The bow and stern hatches use a wonderful seal that doesn't use a neoprene cover which makes them very fast in terms of getting into a hatch easily. Historically they have been very dry. In fact when I paddle here in North Carolina in the spring, when the water is cold and the air is warm, the hatches seal so well that the cool water has cooled the warm air in the stern, causing it to contract, sucking the stern hatch down so much that I couldn't get it open very easily. In fact there was so much suction that the hull was slightly 'oil canned' in. But when the hatch cover was released the hull immediately popped back out. I have actually had this happen twice. The seal is that good. However, in Alaska where so many of the beaches were gravel, small bits of gravel would get in the seal of the hatch prevent a good seal. I routinely had more water in the compartments than I would have liked to see. It was just very hard in that environment to keep the seals free of debris. I would still call it user error.

My kayak has a rudder - though it is available with a skeg - I chose the rudder so as not to give up the storage space in the stern. The rudder is beautifully made with 'Gas pedal' style controls. They are easily adjustable, by flipping a tab sideways you can adjust the placement of the pedals which works well. Though I would like to be able to move the pedals with the same tab that locks and unlocks them (with my hand) instead of having to use my foot to slide the pedal back and forward. I have written about the difference between rudder and skeg so I won't go into them here, but I am starting to think of a rudder as a skeg on steroids, that post is coming soon.
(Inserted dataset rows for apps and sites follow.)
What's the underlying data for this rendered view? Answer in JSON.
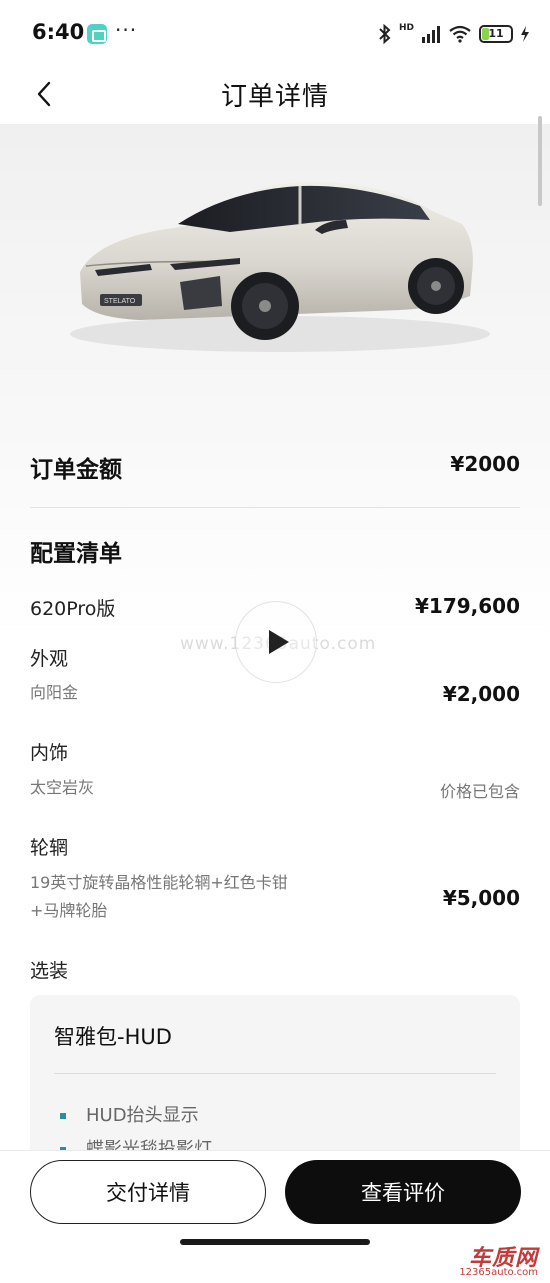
{
  "status_bar": {
    "time": "6:40",
    "dots": "···",
    "network": "HD",
    "battery": "11"
  },
  "nav": {
    "title": "订单详情",
    "back_icon": "chevron-left-icon"
  },
  "hero": {
    "car_badge": "STELATO"
  },
  "order_amount": {
    "label": "订单金额",
    "value": "¥2000"
  },
  "config": {
    "title": "配置清单",
    "version": {
      "name": "620Pro版",
      "price": "¥179,600"
    },
    "exterior": {
      "label": "外观",
      "value": "向阳金",
      "price": "¥2,000"
    },
    "interior": {
      "label": "内饰",
      "value": "太空岩灰",
      "price": "价格已包含"
    },
    "wheels": {
      "label": "轮辋",
      "value_line1": "19英寸旋转晶格性能轮辋+红色卡钳",
      "value_line2": "+马牌轮胎",
      "price": "¥5,000"
    },
    "options_label": "选装"
  },
  "option_package": {
    "title": "智雅包-HUD",
    "features": [
      "HUD抬头显示",
      "蝶影光毯投影灯"
    ]
  },
  "watermark": {
    "center_text": "www.12365auto.com",
    "logo_main": "车质网",
    "logo_sub": "12365auto.com"
  },
  "actions": {
    "delivery_details": "交付详情",
    "view_reviews": "查看评价"
  },
  "colors": {
    "accent_bullet": "#2b8ca8",
    "primary_button": "#0d0d0d"
  }
}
A few complaints. The boat scratches very easily. I wouldn't mind so much if she wasn't so damn pretty. I have bought the Novus polish/scratch repair system which works well, but doesn't amaze me with its results. I am sure this is just the nature of the plastic used, and there probably isn't much that can be done about it. The first real scratch occurred while assisting someone with a rescue, I slid my paddle under a bungie and left a long scratch in the deck. I would like it to be a bit more scratch resistant.
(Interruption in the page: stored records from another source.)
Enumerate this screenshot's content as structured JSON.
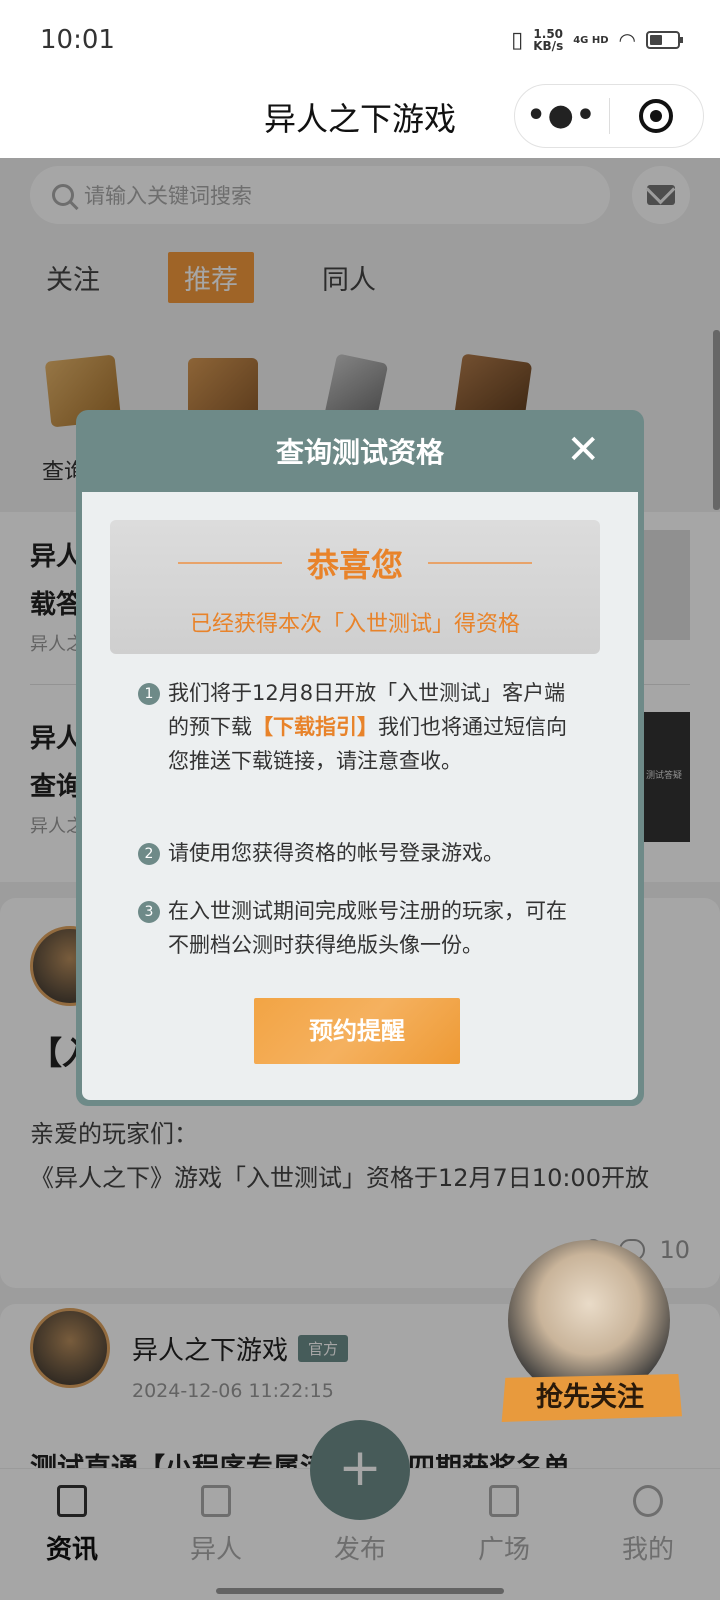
{
  "status_bar": {
    "time": "10:01",
    "speed_value": "1.50",
    "speed_unit": "KB/s",
    "network": "4G HD"
  },
  "title_bar": {
    "title": "异人之下游戏",
    "more_label": "•●•"
  },
  "search": {
    "placeholder": "请输入关键词搜索"
  },
  "tabs": [
    {
      "label": "关注",
      "active": false
    },
    {
      "label": "推荐",
      "active": true
    },
    {
      "label": "同人",
      "active": false
    }
  ],
  "shortcut_label_partial": "查询",
  "news": [
    {
      "line1": "异人",
      "line2": "载答",
      "sub": "异人之"
    },
    {
      "line1": "异人",
      "line2": "查询",
      "sub": "异人之"
    }
  ],
  "thumb_caption": "测试答疑",
  "card": {
    "title_partial": "【入",
    "greeting": "亲爱的玩家们：",
    "text": "《异人之下》游戏「入世测试」资格于12月7日10:00开放",
    "comment_count": "10"
  },
  "post": {
    "author": "异人之下游戏",
    "badge": "官方",
    "date": "2024-12-06 11:22:15",
    "title": "测试直通【小程序专属活动】第四期获奖名单"
  },
  "promo": {
    "label": "抢先关注"
  },
  "bottom_nav": [
    {
      "label": "资讯",
      "active": true
    },
    {
      "label": "异人",
      "active": false
    },
    {
      "label": "发布",
      "active": false
    },
    {
      "label": "广场",
      "active": false
    },
    {
      "label": "我的",
      "active": false
    }
  ],
  "publish_symbol": "+",
  "modal": {
    "title": "查询测试资格",
    "close_symbol": "✕",
    "congrats_title": "恭喜您",
    "congrats_sub": "已经获得本次「入世测试」得资格",
    "rules": [
      {
        "num": "1",
        "text_a": "我们将于12月8日开放「入世测试」客户端的预下载",
        "link": "【下载指引】",
        "text_b": "我们也将通过短信向您推送下载链接，请注意查收。"
      },
      {
        "num": "2",
        "text_a": "请使用您获得资格的帐号登录游戏。"
      },
      {
        "num": "3",
        "text_a": "在入世测试期间完成账号注册的玩家，可在不删档公测时获得绝版头像一份。"
      }
    ],
    "button": "预约提醒"
  },
  "colors": {
    "accent_orange": "#f59a3c",
    "modal_teal": "#6e8a88",
    "text_orange": "#e8832a"
  }
}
When the kayak is empty it handles beautifully. It tracks well without the rudder down, and with the rudder down the kayak is unbelievably solid in wind coming from all points of the compass. She is a very impressive kayak in this regard. But, when fully loaded in a following sea she wants very much to Lee cock. (turn flat to the waves). I am sure this is because with more weight she is sitting lower in the water and the waves pushing the stern have more to push against. Even with the rudder all the way over and correcting with paddle strokes she was hard work in a following sea (when fully loaded).  I don't know enough about designing kayaks to know if this is something that could be corrected through design changes. I say over and over again that everything in a kayak is a trade off and I am sure this is a trade off of some sort. That is my only performance short coming in this highly versatile kayak.
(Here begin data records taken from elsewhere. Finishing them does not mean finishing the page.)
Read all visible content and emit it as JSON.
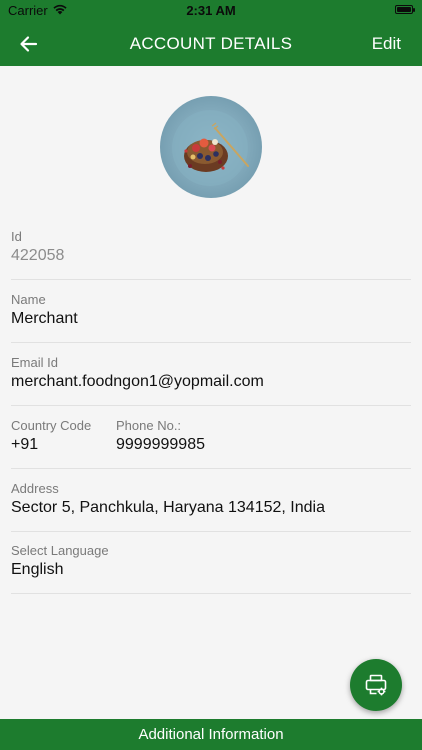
{
  "status_bar": {
    "carrier": "Carrier",
    "time": "2:31 AM",
    "wifi_icon": "wifi-icon",
    "battery_icon": "battery-icon"
  },
  "nav": {
    "title": "ACCOUNT DETAILS",
    "edit_label": "Edit",
    "back_icon": "arrow-left-icon"
  },
  "avatar": {
    "description_icon": "food-plate-photo"
  },
  "fields": {
    "id": {
      "label": "Id",
      "value": "422058"
    },
    "name": {
      "label": "Name",
      "value": "Merchant"
    },
    "email": {
      "label": "Email Id",
      "value": "merchant.foodngon1@yopmail.com"
    },
    "country_code": {
      "label": "Country Code",
      "value": "+91"
    },
    "phone": {
      "label": "Phone No.:",
      "value": "9999999985"
    },
    "address": {
      "label": "Address",
      "value": "Sector 5, Panchkula, Haryana 134152, India"
    },
    "language": {
      "label": "Select Language",
      "value": "English"
    }
  },
  "fab": {
    "icon": "printer-settings-icon"
  },
  "bottom_bar": {
    "label": "Additional Information"
  },
  "colors": {
    "brand_green": "#1d7c2e",
    "background": "#f5f5f5",
    "label_gray": "#7a7a7a"
  }
}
I would, and have recommended this kayak to others. The few times that I have let others paddle her they have all cursed me afterwards because she is such an impressive paddle. I would buy this kayak again in a heartbeat. She is as comfortable on a day trip with no gear as she is for a month in Alaska. She is beautifully designed, and finished with a great deal of thought going into so many aspects of the finished product. She is as fast, as stable and easy to roll as any high end kayak on the market, but as I said above at a less expensive price than any composite boat. I will be paddling her - happily - for many years to come.